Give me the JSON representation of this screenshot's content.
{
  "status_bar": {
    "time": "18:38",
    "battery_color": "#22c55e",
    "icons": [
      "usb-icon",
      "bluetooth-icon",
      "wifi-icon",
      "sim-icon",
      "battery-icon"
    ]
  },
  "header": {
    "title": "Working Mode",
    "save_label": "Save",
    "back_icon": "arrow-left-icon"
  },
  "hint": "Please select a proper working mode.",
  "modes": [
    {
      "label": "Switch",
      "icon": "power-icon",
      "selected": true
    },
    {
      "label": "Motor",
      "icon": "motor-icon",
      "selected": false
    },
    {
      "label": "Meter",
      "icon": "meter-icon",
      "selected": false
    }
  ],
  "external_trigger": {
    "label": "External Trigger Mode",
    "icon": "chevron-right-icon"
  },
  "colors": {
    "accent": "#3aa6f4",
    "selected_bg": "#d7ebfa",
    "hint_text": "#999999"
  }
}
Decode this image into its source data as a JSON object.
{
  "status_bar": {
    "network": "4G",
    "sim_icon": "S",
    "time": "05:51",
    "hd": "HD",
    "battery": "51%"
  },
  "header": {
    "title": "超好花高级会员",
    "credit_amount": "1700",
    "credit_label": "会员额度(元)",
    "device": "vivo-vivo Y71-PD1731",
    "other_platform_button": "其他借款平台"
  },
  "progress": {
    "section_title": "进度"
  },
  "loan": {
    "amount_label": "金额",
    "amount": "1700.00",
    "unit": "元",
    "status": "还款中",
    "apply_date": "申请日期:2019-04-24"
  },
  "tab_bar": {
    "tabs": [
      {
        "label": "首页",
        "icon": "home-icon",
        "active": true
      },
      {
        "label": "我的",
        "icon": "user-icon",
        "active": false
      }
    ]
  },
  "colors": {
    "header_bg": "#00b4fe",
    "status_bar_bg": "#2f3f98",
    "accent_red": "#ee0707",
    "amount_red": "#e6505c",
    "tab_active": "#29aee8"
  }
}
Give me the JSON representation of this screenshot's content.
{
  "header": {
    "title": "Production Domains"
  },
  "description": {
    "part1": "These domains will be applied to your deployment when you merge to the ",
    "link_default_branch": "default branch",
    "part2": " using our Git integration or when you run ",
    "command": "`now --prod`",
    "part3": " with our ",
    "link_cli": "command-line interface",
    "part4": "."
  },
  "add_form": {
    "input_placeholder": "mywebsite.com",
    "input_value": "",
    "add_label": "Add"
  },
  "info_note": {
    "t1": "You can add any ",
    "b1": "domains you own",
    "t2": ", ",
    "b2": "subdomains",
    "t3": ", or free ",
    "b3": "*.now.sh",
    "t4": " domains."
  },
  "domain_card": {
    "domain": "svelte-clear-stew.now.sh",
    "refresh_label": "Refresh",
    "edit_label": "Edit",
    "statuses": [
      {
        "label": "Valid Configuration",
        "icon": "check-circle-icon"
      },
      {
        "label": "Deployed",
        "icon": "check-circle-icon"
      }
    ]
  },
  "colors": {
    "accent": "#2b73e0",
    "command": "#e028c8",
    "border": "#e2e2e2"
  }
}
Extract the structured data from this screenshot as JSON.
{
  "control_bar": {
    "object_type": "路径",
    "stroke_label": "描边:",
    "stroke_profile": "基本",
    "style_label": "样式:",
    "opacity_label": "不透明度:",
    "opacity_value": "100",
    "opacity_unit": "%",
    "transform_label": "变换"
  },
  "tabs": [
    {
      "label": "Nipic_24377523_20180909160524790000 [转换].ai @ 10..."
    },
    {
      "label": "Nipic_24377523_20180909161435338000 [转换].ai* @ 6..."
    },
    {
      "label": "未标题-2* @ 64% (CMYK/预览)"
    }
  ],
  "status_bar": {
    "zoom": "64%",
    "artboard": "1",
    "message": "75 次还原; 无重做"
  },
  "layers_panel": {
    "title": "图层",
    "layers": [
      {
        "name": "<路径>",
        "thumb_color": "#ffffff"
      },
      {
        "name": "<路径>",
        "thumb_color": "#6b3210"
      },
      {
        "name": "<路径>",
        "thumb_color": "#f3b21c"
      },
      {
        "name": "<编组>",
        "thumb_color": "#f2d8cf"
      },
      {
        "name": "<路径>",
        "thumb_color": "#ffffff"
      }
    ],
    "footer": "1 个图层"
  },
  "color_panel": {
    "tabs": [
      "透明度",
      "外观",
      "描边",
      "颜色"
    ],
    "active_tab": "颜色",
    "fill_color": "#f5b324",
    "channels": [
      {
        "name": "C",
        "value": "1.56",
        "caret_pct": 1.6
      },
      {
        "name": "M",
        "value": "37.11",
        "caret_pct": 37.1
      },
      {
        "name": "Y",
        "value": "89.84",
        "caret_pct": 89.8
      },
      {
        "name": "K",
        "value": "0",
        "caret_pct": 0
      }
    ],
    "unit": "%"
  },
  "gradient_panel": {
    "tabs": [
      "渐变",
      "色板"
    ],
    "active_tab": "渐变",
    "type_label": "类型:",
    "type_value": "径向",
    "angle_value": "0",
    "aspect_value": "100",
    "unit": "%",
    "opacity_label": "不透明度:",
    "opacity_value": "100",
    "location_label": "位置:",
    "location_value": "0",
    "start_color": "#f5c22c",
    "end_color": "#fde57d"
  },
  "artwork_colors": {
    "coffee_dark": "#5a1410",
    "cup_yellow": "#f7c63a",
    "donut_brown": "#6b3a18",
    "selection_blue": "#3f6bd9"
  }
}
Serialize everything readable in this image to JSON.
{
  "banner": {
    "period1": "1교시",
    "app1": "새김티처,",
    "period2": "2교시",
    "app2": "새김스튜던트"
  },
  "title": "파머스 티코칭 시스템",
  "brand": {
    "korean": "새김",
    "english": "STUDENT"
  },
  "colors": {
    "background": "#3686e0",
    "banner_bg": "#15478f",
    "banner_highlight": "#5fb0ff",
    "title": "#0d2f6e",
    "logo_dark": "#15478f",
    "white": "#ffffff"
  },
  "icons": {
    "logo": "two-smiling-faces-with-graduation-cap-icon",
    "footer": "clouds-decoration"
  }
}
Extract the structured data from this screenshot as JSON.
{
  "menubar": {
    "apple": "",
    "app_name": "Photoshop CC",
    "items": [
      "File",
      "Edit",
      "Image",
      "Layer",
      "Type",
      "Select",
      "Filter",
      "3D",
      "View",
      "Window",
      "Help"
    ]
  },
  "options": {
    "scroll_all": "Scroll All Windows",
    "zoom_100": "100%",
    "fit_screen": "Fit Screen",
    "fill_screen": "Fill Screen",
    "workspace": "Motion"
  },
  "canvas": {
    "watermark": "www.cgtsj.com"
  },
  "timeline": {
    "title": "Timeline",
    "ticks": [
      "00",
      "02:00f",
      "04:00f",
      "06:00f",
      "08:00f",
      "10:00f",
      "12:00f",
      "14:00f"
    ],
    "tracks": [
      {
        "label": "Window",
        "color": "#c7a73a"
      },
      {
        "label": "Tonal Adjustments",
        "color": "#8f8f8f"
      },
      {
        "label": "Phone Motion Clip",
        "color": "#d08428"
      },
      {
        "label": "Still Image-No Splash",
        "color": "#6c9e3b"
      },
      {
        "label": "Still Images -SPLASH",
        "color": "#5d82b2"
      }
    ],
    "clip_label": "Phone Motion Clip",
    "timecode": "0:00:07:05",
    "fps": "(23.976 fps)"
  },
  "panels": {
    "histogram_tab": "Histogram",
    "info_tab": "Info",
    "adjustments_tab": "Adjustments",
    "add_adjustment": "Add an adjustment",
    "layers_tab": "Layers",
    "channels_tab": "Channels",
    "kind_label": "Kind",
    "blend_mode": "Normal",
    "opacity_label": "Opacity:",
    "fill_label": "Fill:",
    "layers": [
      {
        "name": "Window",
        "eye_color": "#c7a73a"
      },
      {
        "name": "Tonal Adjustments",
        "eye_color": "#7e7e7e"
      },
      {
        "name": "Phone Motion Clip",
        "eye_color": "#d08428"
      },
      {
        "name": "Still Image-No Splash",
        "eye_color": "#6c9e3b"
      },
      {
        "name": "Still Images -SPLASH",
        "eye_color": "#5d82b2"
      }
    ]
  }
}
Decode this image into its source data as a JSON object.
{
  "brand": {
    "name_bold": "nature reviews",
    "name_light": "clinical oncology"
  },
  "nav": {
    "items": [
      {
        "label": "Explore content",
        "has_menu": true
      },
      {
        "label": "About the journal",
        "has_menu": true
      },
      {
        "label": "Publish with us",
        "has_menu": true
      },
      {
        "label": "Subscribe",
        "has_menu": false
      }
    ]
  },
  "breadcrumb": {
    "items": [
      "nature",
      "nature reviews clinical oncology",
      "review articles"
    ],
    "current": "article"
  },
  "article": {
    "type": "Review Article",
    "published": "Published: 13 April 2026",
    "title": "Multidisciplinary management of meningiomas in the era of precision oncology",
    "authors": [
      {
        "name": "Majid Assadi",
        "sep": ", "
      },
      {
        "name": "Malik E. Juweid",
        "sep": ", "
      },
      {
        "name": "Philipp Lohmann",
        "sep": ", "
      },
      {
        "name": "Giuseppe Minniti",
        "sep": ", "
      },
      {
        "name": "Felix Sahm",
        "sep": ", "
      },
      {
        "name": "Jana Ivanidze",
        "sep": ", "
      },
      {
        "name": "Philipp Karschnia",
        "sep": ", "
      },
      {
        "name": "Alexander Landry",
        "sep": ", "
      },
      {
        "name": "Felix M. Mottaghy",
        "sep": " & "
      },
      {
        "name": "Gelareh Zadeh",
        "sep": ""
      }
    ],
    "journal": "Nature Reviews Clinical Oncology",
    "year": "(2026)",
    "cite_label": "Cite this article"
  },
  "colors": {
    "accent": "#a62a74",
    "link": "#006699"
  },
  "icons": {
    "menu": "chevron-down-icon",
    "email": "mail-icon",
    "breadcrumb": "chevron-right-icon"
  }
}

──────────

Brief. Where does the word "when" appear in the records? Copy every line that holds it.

Task result.
    "part1": "These domains will be applied to your deployment when you merge to the ",
    "part2": " using our Git integration or when you run ",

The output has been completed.